__What needs to be done__: Say how many lines in the records contain the string "details". Nothing but the number should be given.
:: Dataset entries ::
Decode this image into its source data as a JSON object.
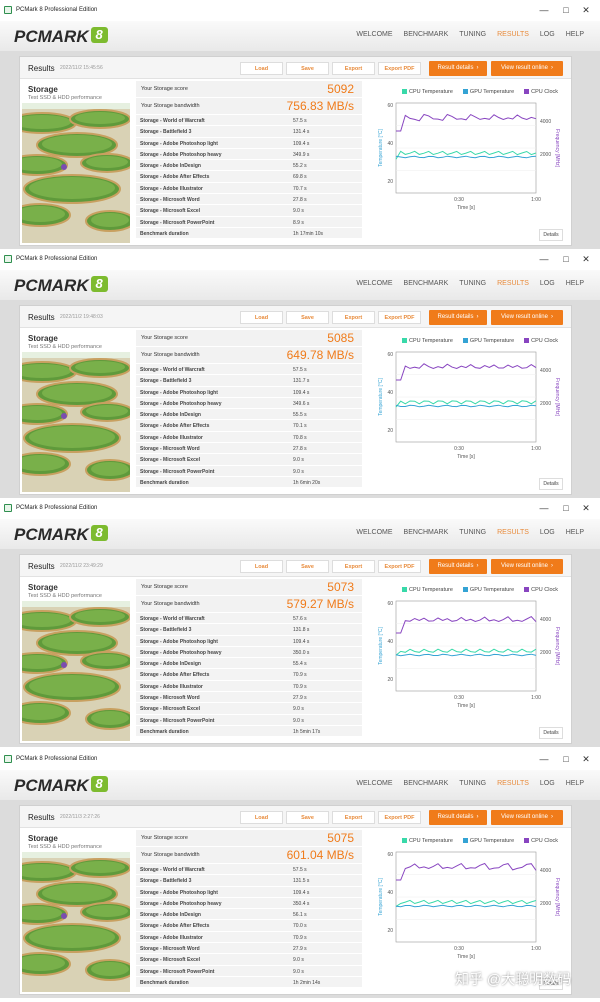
{
  "window_title": "PCMark 8 Professional Edition",
  "window_buttons": [
    "—",
    "□",
    "✕"
  ],
  "logo_text": "PCMARK",
  "logo_number": "8",
  "nav": [
    "WELCOME",
    "BENCHMARK",
    "TUNING",
    "RESULTS",
    "LOG",
    "HELP"
  ],
  "nav_active": "RESULTS",
  "results_title": "Results",
  "buttons": {
    "load": "Load",
    "save": "Save",
    "export": "Export",
    "export_pdf": "Export PDF",
    "result_details": "Result details",
    "view_online": "View result online",
    "details": "Details",
    "arrow": "›"
  },
  "storage_title": "Storage",
  "storage_sub": "Test SSD & HDD performance",
  "score_label": "Your Storage score",
  "bandwidth_label": "Your Storage bandwidth",
  "chart_legend": [
    "CPU Temperature",
    "GPU Temperature",
    "CPU Clock"
  ],
  "chart_colors": {
    "cpu_temp": "#38d9a9",
    "gpu_temp": "#34a3d4",
    "cpu_clock": "#8845c0",
    "accent": "#f07b1a"
  },
  "axis": {
    "left_label": "Temperature [°C]",
    "right_label": "Frequency [MHz]",
    "x_label": "Time [s]",
    "x_ticks": [
      "0:30",
      "1:00"
    ],
    "left_ticks": [
      "60",
      "40",
      "20"
    ],
    "right_ticks": [
      "4000",
      "2000"
    ]
  },
  "benchmarks": [
    "Storage - World of Warcraft",
    "Storage - Battlefield 3",
    "Storage - Adobe Photoshop light",
    "Storage - Adobe Photoshop heavy",
    "Storage - Adobe InDesign",
    "Storage - Adobe After Effects",
    "Storage - Adobe Illustrator",
    "Storage - Microsoft Word",
    "Storage - Microsoft Excel",
    "Storage - Microsoft PowerPoint",
    "Benchmark duration"
  ],
  "runs": [
    {
      "date": "2022/11/2 15:45:56",
      "score": "5092",
      "bandwidth": "756.83 MB/s",
      "values": [
        "57.5 s",
        "131.4 s",
        "109.4 s",
        "349.9 s",
        "55.2 s",
        "69.8 s",
        "70.7 s",
        "27.8 s",
        "9.0 s",
        "8.9 s",
        "1h 17min 10s"
      ]
    },
    {
      "date": "2022/11/2 19:48:03",
      "score": "5085",
      "bandwidth": "649.78 MB/s",
      "values": [
        "57.5 s",
        "131.7 s",
        "109.4 s",
        "349.6 s",
        "55.5 s",
        "70.1 s",
        "70.8 s",
        "27.8 s",
        "9.0 s",
        "9.0 s",
        "1h 6min 20s"
      ]
    },
    {
      "date": "2022/11/2 23:49:29",
      "score": "5073",
      "bandwidth": "579.27 MB/s",
      "values": [
        "57.6 s",
        "131.8 s",
        "109.4 s",
        "350.0 s",
        "55.4 s",
        "70.9 s",
        "70.9 s",
        "27.9 s",
        "9.0 s",
        "9.0 s",
        "1h 5min 17s"
      ]
    },
    {
      "date": "2022/11/3 2:27:26",
      "score": "5075",
      "bandwidth": "601.04 MB/s",
      "values": [
        "57.5 s",
        "131.5 s",
        "109.4 s",
        "350.4 s",
        "56.1 s",
        "70.0 s",
        "70.9 s",
        "27.9 s",
        "9.0 s",
        "9.0 s",
        "1h 2min 14s"
      ]
    }
  ],
  "watermark": "知乎 @大聪明数码"
}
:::
__Answer to the problem__: 2